__About this task__.
The complete listing, repeated precisely, must form the answer.
---------- Entries shown
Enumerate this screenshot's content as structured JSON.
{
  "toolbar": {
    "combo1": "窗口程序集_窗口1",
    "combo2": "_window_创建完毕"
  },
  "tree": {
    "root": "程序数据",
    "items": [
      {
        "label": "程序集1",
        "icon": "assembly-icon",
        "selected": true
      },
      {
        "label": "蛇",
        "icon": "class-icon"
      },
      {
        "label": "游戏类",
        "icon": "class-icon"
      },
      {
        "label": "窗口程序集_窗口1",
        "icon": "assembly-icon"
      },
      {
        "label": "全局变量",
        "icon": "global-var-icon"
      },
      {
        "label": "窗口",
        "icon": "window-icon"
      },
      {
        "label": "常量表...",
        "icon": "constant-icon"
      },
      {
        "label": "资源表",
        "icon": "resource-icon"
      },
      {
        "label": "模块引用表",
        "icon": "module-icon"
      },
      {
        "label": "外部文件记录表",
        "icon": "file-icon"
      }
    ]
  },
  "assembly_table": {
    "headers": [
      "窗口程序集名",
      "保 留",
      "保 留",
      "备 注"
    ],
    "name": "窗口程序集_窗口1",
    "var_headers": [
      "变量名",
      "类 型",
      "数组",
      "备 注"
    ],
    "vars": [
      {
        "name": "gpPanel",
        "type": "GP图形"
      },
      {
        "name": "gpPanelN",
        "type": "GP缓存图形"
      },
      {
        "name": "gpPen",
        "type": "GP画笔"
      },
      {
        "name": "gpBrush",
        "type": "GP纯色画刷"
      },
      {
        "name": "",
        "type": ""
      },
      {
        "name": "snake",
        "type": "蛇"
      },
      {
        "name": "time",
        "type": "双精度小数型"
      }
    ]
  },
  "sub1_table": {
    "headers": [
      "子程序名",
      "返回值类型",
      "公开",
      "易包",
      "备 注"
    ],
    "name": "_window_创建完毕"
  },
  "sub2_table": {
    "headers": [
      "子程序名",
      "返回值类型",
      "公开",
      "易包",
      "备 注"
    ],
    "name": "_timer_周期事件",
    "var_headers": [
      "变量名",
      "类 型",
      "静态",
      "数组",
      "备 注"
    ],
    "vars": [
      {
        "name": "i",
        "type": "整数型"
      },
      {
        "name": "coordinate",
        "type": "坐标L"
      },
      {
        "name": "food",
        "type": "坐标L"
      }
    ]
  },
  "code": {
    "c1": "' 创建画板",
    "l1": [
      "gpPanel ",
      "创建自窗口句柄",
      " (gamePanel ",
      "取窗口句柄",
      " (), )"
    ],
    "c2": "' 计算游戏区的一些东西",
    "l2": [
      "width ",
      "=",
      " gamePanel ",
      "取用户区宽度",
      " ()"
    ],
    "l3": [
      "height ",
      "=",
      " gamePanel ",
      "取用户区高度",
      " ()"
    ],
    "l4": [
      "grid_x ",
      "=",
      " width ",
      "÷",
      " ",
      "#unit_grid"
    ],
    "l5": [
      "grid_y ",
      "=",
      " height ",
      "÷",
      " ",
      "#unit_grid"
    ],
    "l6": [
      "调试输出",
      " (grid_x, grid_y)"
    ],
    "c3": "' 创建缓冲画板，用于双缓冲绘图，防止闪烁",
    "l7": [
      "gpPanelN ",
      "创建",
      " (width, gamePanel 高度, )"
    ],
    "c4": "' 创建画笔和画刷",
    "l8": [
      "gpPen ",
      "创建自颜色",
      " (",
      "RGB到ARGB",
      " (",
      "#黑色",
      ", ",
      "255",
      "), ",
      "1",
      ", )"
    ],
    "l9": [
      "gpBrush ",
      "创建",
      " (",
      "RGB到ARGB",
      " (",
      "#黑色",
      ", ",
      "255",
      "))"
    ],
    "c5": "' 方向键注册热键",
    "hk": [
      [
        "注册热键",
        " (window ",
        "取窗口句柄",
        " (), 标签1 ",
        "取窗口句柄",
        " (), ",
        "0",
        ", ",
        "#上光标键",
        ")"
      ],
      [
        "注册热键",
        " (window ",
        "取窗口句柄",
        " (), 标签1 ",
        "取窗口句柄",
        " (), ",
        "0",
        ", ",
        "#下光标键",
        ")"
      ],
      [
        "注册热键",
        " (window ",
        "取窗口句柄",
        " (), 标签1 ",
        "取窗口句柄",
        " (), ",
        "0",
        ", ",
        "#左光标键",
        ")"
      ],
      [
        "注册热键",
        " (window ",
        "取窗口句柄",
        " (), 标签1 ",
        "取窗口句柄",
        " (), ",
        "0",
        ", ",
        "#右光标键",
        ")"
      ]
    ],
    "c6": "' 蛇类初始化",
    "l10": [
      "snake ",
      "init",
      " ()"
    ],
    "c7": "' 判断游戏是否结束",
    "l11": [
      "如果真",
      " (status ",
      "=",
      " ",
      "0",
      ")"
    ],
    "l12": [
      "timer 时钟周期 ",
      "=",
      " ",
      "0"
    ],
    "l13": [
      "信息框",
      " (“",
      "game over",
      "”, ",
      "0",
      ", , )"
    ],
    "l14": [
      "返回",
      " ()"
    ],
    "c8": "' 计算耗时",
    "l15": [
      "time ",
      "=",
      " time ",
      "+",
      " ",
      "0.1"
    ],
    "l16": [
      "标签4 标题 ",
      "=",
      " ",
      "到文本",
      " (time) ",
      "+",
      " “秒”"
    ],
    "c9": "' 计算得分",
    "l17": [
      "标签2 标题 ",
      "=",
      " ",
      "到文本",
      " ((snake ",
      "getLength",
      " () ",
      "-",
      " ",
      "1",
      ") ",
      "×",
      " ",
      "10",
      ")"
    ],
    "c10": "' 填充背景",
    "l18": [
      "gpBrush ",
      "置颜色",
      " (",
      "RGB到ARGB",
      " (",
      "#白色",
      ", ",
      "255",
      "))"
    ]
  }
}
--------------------
__Response to the task__.
Enumerate this screenshot's content as structured JSON.
{
  "toolbar": {
    "combo1": "窗口程序集_窗口1",
    "combo2": "_window_创建完毕"
  },
  "tree": {
    "root": "程序数据",
    "items": [
      {
        "label": "程序集1",
        "icon": "assembly-icon",
        "selected": true
      },
      {
        "label": "蛇",
        "icon": "class-icon"
      },
      {
        "label": "游戏类",
        "icon": "class-icon"
      },
      {
        "label": "窗口程序集_窗口1",
        "icon": "assembly-icon"
      },
      {
        "label": "全局变量",
        "icon": "global-var-icon"
      },
      {
        "label": "窗口",
        "icon": "window-icon"
      },
      {
        "label": "常量表...",
        "icon": "constant-icon"
      },
      {
        "label": "资源表",
        "icon": "resource-icon"
      },
      {
        "label": "模块引用表",
        "icon": "module-icon"
      },
      {
        "label": "外部文件记录表",
        "icon": "file-icon"
      }
    ]
  },
  "assembly_table": {
    "headers": [
      "窗口程序集名",
      "保 留",
      "保 留",
      "备 注"
    ],
    "name": "窗口程序集_窗口1",
    "var_headers": [
      "变量名",
      "类 型",
      "数组",
      "备 注"
    ],
    "vars": [
      {
        "name": "gpPanel",
        "type": "GP图形"
      },
      {
        "name": "gpPanelN",
        "type": "GP缓存图形"
      },
      {
        "name": "gpPen",
        "type": "GP画笔"
      },
      {
        "name": "gpBrush",
        "type": "GP纯色画刷"
      },
      {
        "name": "",
        "type": ""
      },
      {
        "name": "snake",
        "type": "蛇"
      },
      {
        "name": "time",
        "type": "双精度小数型"
      }
    ]
  },
  "sub1_table": {
    "headers": [
      "子程序名",
      "返回值类型",
      "公开",
      "易包",
      "备 注"
    ],
    "name": "_window_创建完毕"
  },
  "sub2_table": {
    "headers": [
      "子程序名",
      "返回值类型",
      "公开",
      "易包",
      "备 注"
    ],
    "name": "_timer_周期事件",
    "var_headers": [
      "变量名",
      "类 型",
      "静态",
      "数组",
      "备 注"
    ],
    "vars": [
      {
        "name": "i",
        "type": "整数型"
      },
      {
        "name": "coordinate",
        "type": "坐标L"
      },
      {
        "name": "food",
        "type": "坐标L"
      }
    ]
  },
  "code": {
    "c1": "' 创建画板",
    "l1": [
      "gpPanel ",
      "创建自窗口句柄",
      " (gamePanel ",
      "取窗口句柄",
      " (), )"
    ],
    "c2": "' 计算游戏区的一些东西",
    "l2": [
      "width ",
      "=",
      " gamePanel ",
      "取用户区宽度",
      " ()"
    ],
    "l3": [
      "height ",
      "=",
      " gamePanel ",
      "取用户区高度",
      " ()"
    ],
    "l4": [
      "grid_x ",
      "=",
      " width ",
      "÷",
      " ",
      "#unit_grid"
    ],
    "l5": [
      "grid_y ",
      "=",
      " height ",
      "÷",
      " ",
      "#unit_grid"
    ],
    "l6": [
      "调试输出",
      " (grid_x, grid_y)"
    ],
    "c3": "' 创建缓冲画板，用于双缓冲绘图，防止闪烁",
    "l7": [
      "gpPanelN ",
      "创建",
      " (width, gamePanel 高度, )"
    ],
    "c4": "' 创建画笔和画刷",
    "l8": [
      "gpPen ",
      "创建自颜色",
      " (",
      "RGB到ARGB",
      " (",
      "#黑色",
      ", ",
      "255",
      "), ",
      "1",
      ", )"
    ],
    "l9": [
      "gpBrush ",
      "创建",
      " (",
      "RGB到ARGB",
      " (",
      "#黑色",
      ", ",
      "255",
      "))"
    ],
    "c5": "' 方向键注册热键",
    "hk": [
      [
        "注册热键",
        " (window ",
        "取窗口句柄",
        " (), 标签1 ",
        "取窗口句柄",
        " (), ",
        "0",
        ", ",
        "#上光标键",
        ")"
      ],
      [
        "注册热键",
        " (window ",
        "取窗口句柄",
        " (), 标签1 ",
        "取窗口句柄",
        " (), ",
        "0",
        ", ",
        "#下光标键",
        ")"
      ],
      [
        "注册热键",
        " (window ",
        "取窗口句柄",
        " (), 标签1 ",
        "取窗口句柄",
        " (), ",
        "0",
        ", ",
        "#左光标键",
        ")"
      ],
      [
        "注册热键",
        " (window ",
        "取窗口句柄",
        " (), 标签1 ",
        "取窗口句柄",
        " (), ",
        "0",
        ", ",
        "#右光标键",
        ")"
      ]
    ],
    "c6": "' 蛇类初始化",
    "l10": [
      "snake ",
      "init",
      " ()"
    ],
    "c7": "' 判断游戏是否结束",
    "l11": [
      "如果真",
      " (status ",
      "=",
      " ",
      "0",
      ")"
    ],
    "l12": [
      "timer 时钟周期 ",
      "=",
      " ",
      "0"
    ],
    "l13": [
      "信息框",
      " (“",
      "game over",
      "”, ",
      "0",
      ", , )"
    ],
    "l14": [
      "返回",
      " ()"
    ],
    "c8": "' 计算耗时",
    "l15": [
      "time ",
      "=",
      " time ",
      "+",
      " ",
      "0.1"
    ],
    "l16": [
      "标签4 标题 ",
      "=",
      " ",
      "到文本",
      " (time) ",
      "+",
      " “秒”"
    ],
    "c9": "' 计算得分",
    "l17": [
      "标签2 标题 ",
      "=",
      " ",
      "到文本",
      " ((snake ",
      "getLength",
      " () ",
      "-",
      " ",
      "1",
      ") ",
      "×",
      " ",
      "10",
      ")"
    ],
    "c10": "' 填充背景",
    "l18": [
      "gpBrush ",
      "置颜色",
      " (",
      "RGB到ARGB",
      " (",
      "#白色",
      ", ",
      "255",
      "))"
    ]
  }
}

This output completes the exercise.